Report on Kilauea (United States) — 20 October-26 October 2021
Smithsonian / US Geological Survey Weekly Volcanic Activity Report,
20 October-26 October 2021
Managing Editor: Sally Kuhn Sennert
Please cite this report as:
Global Volcanism Program, 2021. Report on Kilauea (United States). In: Sennert, S K (ed.), Weekly Volcanic Activity Report, 20 October-26 October 2021. Smithsonian Institution and US Geological Survey.
19.421°N, 155.287°W; summit elev. 1222 m
All times are local (unless otherwise noted)
HVO reported that the summit eruption at Kilauea continued during 19-26 October at a vent in the lower W wall of Halema`uma`u Crater. Lava entered the lake through a 10-m-wide breach in the E part of the W wall cone, feeding the lake which had risen 49 m since 29 September. Consistent lava fountains from the W vent rose 5-18 m with occasional bursts up to 23 m, based on field crew observations. The sulfur dioxide emission rate was high at 2,600-3,200 tonnes per day during 21-22 and 24-25 October. The lava lake was not level with the deepest parts surrounding the W vent; the W end was 8 m higher than the stagnant E part by 24 October. The Aviation Color Code and the Volcano Alert Level remained at Orange and Watch, respectively.
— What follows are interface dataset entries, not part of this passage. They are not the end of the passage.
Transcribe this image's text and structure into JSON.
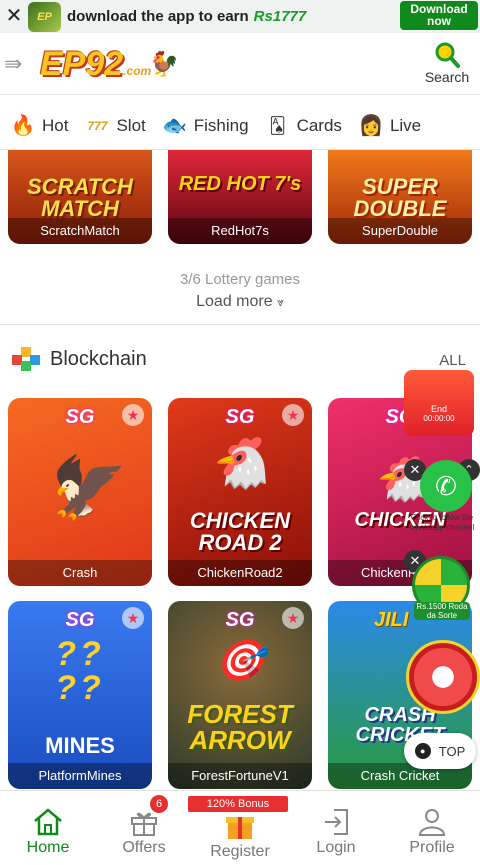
{
  "banner": {
    "close": "✕",
    "app_logo": "EP",
    "text": "download the app to earn",
    "amount": "Rs1777",
    "download": "Download now"
  },
  "header": {
    "logo": "EP92",
    "logo_suffix": ".com",
    "search_label": "Search"
  },
  "categories": [
    {
      "label": "Hot",
      "icon": "flame-icon"
    },
    {
      "label": "Slot",
      "icon": "777-icon"
    },
    {
      "label": "Fishing",
      "icon": "fish-icon"
    },
    {
      "label": "Cards",
      "icon": "cards-icon"
    },
    {
      "label": "Live",
      "icon": "live-dealer-icon"
    }
  ],
  "lottery": {
    "games": [
      {
        "name": "ScratchMatch",
        "art": "SCRATCH MATCH",
        "color": "#c23a0d"
      },
      {
        "name": "RedHot7s",
        "art": "RED HOT 7's",
        "color": "#b5121b"
      },
      {
        "name": "SuperDouble",
        "art": "SUPER DOUBLE",
        "color": "#d04a0a"
      }
    ],
    "count": "3/6 Lottery games",
    "load_more": "Load more"
  },
  "blockchain": {
    "title": "Blockchain",
    "all": "ALL",
    "row1": [
      {
        "name": "Crash",
        "badge": "SG",
        "art": "",
        "color": "#f05a1a"
      },
      {
        "name": "ChickenRoad2",
        "badge": "SG",
        "art": "CHICKEN ROAD 2",
        "color": "#d02a18"
      },
      {
        "name": "ChickenRoad",
        "badge": "SG",
        "art": "CHICKEN",
        "color": "#e0206a"
      }
    ],
    "row2": [
      {
        "name": "PlatformMines",
        "badge": "SG",
        "art": "MINES",
        "color": "#2a6ee0"
      },
      {
        "name": "ForestFortuneV1",
        "badge": "SG",
        "art": "FOREST ARROW",
        "color": "#3a4a3a"
      },
      {
        "name": "Crash Cricket",
        "badge": "JILI",
        "art": "CRASH CRICKET",
        "color": "#1a7ad0"
      }
    ]
  },
  "floating": {
    "red_label": "End",
    "red_time": "00:00:00",
    "whatsapp_text": "Click to follow the whatsapp channel",
    "wheel_text": "Rs.1500 Roda da Sorte",
    "top_label": "TOP"
  },
  "bottomnav": [
    {
      "label": "Home",
      "active": true
    },
    {
      "label": "Offers",
      "badge": "6"
    },
    {
      "label": "Register",
      "bonus": "120% Bonus"
    },
    {
      "label": "Login"
    },
    {
      "label": "Profile"
    }
  ]
}
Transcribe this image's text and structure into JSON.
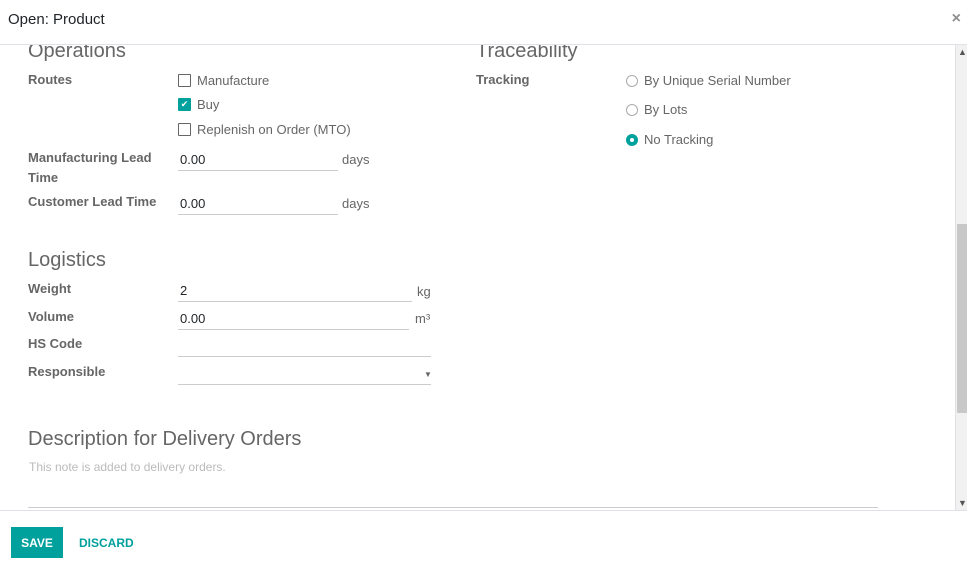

Geological Summary. Kilauea overlaps the E flank of the massive Mauna Loa shield volcano in the island of Hawaii. Eruptions are prominent in Polynesian legends; written documentation since 1820 records frequent summit and flank lava flow eruptions interspersed with periods of long-term lava lake activity at Halemaumau crater in the summit caldera until 1924. The 3 x 5 km caldera was formed in several stages about 1,500 years ago and during the 18th century; eruptions have also originated from the lengthy East and Southwest rift zones, which extend to the ocean in both directions. About 90% of the surface of the basaltic shield volcano is formed of lava flows less than about 1,100 years old; 70% of the surface is younger than 600 years. The long-term eruption from the East rift zone between 1983 and 2018 produced lava flows covering more than 100 km2, destroyed hundreds of houses, and added new coastline.